⟨
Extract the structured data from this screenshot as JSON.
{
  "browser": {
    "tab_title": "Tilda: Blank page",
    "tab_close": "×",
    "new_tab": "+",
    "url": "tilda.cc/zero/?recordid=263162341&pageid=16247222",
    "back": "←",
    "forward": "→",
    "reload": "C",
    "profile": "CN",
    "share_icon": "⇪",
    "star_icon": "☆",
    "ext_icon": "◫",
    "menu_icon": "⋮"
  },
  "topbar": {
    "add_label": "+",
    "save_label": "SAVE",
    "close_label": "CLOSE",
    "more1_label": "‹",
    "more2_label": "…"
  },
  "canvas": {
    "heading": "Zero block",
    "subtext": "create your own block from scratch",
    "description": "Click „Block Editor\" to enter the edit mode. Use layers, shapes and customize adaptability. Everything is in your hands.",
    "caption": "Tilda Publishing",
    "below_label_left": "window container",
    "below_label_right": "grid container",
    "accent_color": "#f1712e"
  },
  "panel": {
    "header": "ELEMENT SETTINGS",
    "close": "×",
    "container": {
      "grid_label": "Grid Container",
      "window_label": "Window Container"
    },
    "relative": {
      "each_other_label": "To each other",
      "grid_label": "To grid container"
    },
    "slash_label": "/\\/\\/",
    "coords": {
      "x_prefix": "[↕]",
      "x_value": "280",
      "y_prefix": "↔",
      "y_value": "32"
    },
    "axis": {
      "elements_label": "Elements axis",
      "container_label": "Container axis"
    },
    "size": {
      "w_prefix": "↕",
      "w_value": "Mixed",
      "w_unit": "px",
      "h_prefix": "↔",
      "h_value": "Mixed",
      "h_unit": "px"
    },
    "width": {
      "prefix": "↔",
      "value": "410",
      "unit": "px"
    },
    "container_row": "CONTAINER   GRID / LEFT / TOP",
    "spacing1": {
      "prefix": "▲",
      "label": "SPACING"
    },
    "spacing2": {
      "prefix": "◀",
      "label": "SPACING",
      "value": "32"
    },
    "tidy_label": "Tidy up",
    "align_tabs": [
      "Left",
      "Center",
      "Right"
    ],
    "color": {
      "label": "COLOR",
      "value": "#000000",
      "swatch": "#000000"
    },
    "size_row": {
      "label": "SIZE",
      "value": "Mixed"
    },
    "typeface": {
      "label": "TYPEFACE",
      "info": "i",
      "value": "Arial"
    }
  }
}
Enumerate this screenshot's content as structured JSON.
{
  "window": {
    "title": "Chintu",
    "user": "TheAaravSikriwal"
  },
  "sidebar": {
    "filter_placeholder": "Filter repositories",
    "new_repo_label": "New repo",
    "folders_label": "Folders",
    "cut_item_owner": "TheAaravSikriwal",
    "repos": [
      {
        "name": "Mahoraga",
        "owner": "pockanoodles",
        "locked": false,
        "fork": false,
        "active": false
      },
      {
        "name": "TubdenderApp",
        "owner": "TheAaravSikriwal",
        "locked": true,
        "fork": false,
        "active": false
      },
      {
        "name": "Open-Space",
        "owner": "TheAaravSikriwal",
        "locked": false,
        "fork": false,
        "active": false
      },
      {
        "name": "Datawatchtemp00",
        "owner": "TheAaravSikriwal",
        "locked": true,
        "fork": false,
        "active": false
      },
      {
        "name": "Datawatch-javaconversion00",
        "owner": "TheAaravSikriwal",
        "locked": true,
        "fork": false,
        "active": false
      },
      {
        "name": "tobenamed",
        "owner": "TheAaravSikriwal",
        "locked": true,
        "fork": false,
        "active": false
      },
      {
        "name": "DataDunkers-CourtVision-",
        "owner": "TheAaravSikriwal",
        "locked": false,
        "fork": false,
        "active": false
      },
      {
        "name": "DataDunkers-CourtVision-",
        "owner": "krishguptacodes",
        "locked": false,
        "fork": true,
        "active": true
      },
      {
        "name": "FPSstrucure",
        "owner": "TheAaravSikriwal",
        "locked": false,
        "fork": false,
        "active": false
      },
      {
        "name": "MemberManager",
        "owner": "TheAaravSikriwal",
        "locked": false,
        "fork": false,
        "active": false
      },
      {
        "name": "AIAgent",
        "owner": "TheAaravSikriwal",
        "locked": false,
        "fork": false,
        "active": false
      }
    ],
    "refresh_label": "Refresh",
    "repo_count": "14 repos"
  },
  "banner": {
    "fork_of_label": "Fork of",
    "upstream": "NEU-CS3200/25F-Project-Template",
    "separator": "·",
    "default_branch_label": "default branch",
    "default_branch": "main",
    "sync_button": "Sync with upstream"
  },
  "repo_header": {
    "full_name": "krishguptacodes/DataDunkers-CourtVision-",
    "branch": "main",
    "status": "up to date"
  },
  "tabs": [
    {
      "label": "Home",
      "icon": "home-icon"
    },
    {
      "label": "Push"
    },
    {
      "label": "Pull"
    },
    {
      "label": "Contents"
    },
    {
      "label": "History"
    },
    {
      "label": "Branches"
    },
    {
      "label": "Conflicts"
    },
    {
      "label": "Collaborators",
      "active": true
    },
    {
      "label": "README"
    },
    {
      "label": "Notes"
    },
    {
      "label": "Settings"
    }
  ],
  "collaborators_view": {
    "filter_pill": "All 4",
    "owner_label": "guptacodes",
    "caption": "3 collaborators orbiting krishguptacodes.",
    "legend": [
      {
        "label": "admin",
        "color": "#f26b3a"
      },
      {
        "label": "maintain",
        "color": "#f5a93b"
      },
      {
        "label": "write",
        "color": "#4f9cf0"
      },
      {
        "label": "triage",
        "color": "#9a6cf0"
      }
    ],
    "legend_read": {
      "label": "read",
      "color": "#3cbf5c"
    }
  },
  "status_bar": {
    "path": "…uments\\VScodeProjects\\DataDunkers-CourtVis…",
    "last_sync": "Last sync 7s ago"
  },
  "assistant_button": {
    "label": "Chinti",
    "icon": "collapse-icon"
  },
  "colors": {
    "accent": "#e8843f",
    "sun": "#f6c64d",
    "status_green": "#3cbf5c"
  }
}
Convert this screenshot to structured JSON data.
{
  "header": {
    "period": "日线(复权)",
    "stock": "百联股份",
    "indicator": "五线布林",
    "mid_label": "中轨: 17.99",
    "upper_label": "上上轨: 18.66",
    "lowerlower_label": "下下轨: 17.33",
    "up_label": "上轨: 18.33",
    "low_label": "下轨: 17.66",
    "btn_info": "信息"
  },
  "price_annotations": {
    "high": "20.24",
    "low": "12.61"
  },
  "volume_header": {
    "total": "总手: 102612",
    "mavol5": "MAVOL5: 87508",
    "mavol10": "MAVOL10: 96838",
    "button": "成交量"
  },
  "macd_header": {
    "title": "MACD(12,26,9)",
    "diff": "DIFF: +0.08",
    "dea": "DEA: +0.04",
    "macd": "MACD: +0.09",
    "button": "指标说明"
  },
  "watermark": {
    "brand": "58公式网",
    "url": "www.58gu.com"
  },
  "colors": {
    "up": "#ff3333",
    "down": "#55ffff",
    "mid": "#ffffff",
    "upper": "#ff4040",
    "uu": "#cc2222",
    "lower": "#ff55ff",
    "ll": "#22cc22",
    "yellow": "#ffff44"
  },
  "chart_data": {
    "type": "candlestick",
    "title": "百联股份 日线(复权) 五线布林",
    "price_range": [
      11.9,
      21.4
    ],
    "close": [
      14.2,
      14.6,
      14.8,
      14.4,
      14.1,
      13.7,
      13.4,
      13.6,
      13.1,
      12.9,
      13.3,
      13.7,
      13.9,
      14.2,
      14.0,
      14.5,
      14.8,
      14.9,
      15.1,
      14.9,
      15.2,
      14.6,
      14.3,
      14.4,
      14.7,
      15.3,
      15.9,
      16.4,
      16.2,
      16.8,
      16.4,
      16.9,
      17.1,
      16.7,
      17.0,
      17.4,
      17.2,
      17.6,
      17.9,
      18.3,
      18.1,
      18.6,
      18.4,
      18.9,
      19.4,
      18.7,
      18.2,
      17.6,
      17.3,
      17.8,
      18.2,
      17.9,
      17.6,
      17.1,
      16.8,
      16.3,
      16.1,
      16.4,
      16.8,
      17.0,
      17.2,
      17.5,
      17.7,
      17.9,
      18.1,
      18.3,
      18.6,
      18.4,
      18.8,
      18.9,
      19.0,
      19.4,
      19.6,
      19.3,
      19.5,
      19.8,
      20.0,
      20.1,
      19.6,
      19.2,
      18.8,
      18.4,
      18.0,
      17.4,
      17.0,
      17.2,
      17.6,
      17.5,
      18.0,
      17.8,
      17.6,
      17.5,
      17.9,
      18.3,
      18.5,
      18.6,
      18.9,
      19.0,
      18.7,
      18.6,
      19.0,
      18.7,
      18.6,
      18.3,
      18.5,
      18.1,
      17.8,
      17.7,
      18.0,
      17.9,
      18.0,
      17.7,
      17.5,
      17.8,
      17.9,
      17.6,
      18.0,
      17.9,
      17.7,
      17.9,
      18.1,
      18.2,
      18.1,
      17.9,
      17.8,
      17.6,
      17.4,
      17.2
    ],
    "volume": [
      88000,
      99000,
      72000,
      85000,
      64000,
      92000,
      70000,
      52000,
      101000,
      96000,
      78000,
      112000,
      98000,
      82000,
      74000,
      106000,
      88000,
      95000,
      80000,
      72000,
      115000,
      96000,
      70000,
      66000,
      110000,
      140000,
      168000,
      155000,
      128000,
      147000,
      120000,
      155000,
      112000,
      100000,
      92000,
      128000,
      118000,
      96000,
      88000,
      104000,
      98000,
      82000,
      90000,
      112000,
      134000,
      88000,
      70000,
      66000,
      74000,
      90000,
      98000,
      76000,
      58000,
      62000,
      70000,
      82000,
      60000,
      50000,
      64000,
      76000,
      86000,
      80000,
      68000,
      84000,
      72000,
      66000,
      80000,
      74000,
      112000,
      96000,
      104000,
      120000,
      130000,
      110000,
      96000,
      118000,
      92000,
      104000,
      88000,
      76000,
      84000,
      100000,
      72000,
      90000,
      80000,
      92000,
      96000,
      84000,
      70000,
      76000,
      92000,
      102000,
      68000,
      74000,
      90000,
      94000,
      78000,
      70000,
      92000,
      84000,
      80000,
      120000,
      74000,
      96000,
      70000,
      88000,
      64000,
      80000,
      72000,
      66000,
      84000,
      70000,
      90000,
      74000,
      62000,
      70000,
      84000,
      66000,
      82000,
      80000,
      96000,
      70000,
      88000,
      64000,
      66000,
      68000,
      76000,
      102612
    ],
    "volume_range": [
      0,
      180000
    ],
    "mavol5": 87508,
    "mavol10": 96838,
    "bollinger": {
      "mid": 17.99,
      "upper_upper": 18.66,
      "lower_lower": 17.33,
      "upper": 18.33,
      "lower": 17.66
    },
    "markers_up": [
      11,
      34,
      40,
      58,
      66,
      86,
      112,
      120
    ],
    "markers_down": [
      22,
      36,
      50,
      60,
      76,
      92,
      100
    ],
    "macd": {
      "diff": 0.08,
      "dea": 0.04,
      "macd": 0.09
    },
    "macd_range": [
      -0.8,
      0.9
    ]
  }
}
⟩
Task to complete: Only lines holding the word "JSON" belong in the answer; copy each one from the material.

Answer to this exercise:
Extract the structured data from this screenshot as JSON.
Enumerate this screenshot's content as structured JSON.
Convert this screenshot to structured JSON data.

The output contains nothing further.